* 1 1/2 tablespoons of yeast (any type will do, and if you don’t care to measure, use a packet and a half).
* 1 1/2 tablespoons of kosher salt. Don’t cheat here; use kosher salt, not iodized or sea salt.
* 3 cups of water at about 100 degrees. That’s the temperature where it first feels warm to the touch.

Swirl this mixture a bit with your fingers (remember we are being sloppy) until it mostly dissolves. Then add –

* 6 1/2 cups of unbleached flour. Use unbleached the first time you make it and then feel free to change to whatever flour appeals to you. Sifting isn’t necessary.

Stir it all up just long enough to moisten the flour throughout. Place the bowl (covered loosely) in a warm area for at least 2 hours and as long as 5 hours if you have something else to do. I like to start a load of wash and leave the bowl in the laundry room. Washing and drying a couple of loads keeps the room warm and moist.

Now, put the bowl in the fridge for at least 3 hours. No need to knead. Three hours minimum, but you can just leave the whole mess for as long as a week with no problems. If you are storing longer than a week, you can freeze at this step for up to a month.

When you are ready to bake your bread, pull up a ball about the size of a large grapefruit and cut it free from the rest with a serrated knife. Plop this onto a floured surface. The dough will seem too moist and sticky, but don’t worry, that’s how it is supposed to be. To make cleaning up quick and easy I spread out a couple of sheets of newspaper to work on. Don’t worry about the newsprint ink, they use non-toxic vegetable dyes now.

You are going to shape the dough into a nice slumpy ball. This is the hardest part to describe, but it isn’t critical. Pick up and hold the dough mass in both hands, thumbs on top and fingers underneath. Use flour on your hands and the dough as needed for handling. Now, pull with your thumbs and tuck with your fingers. You are stretching the top around and tucking it under. You should end up with a nice, smooth, upper surface. Don’t cheat and knead the dough. Pull and tuck for only 30 seconds or so – just long enough to shape it.

Set the dough aside to rise for 40 minutes. This is a pretty firm time. When you have 20 minutes left, put a pizza stone in your oven and set the oven at 425 degrees to pre-heat. If you skip this step, the bread will be undercooked.

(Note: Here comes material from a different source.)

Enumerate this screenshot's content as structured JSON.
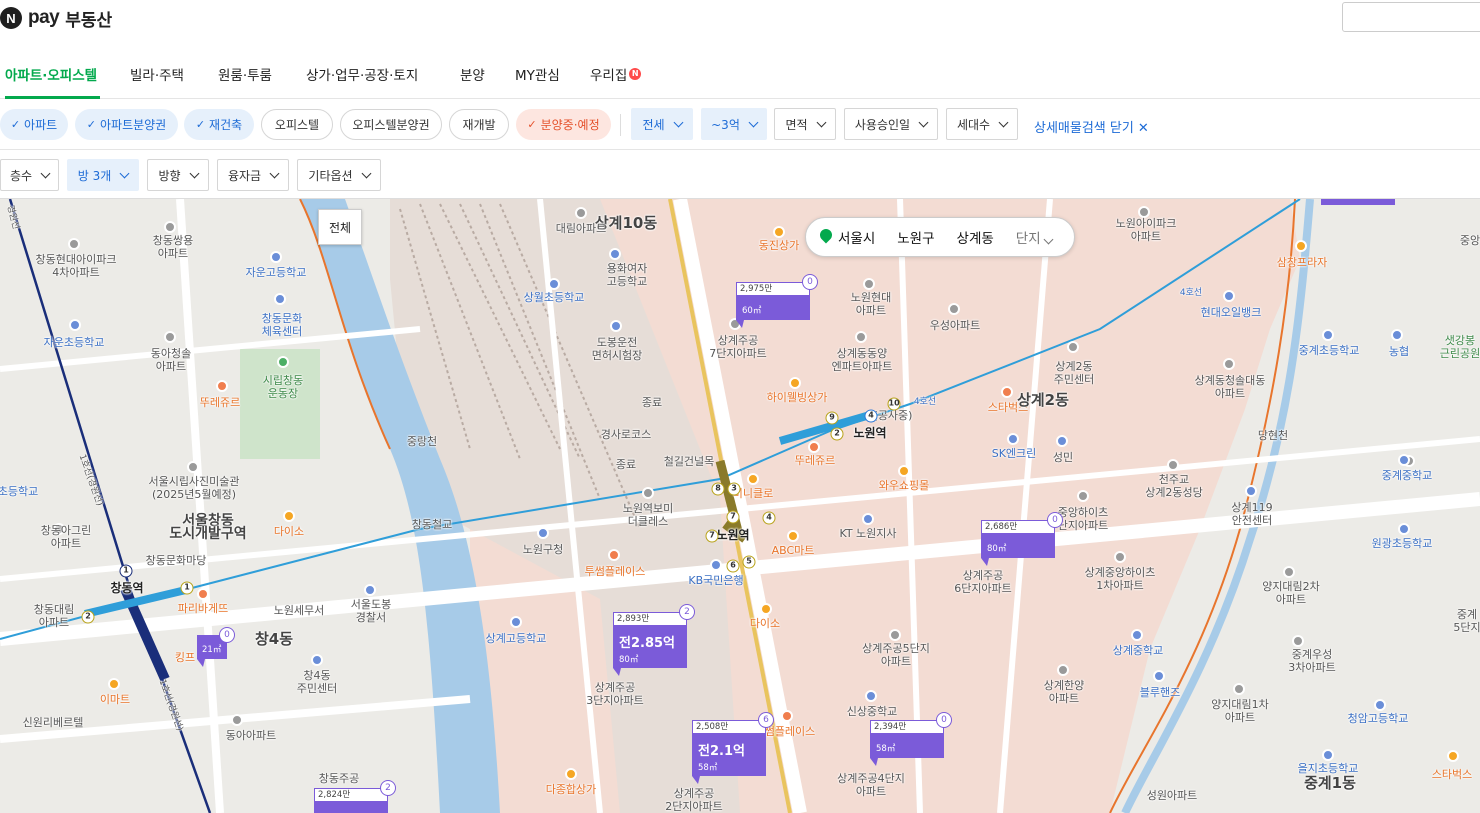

Just before you put the dough in, cut three parallel slices in the top with a pair of scissors. The dough will be too soft and sticky to cut with a knife. These cuts allow the bread to break open in a controlled fashion. Also, put a small Pyrex glass dish on the bottom shelf of the oven, filled about 1/2 inch with boiling water. This will keep the bread baking in a moist environment – a key tip!

Take out your hot pizza stone and sprinkle with corn meal (to prevent sticking or burning). Put the loaf on it (sizzle!) and place in the oven. Bake for 10 minutes and then cover the top of the loaf with foil. Just lay a piece on top loosely – this will keep the crust from burning later on. After 10 more minutes, take the foil off and brush the top of the loaf with olive oil. Finally, check your loaf after 10 additional minutes. You should see a caramel-colored crust that will be hard when you tap it. That’s 30 minutes total baking time.

Remove your loaf and slip it off the pizza stone. Let it cool (if you can resist chowing down immediately). Cooling allows some of the internal moisture to work it’s way into the crust, making it a bit less crisp and a bit more chewy.

After about 15 to 20 minutes, break out the bread-knife and butter. If you want to re-heat later, just put the loaf in a paper bag and heat in a 200 degree oven for about 15 minutes.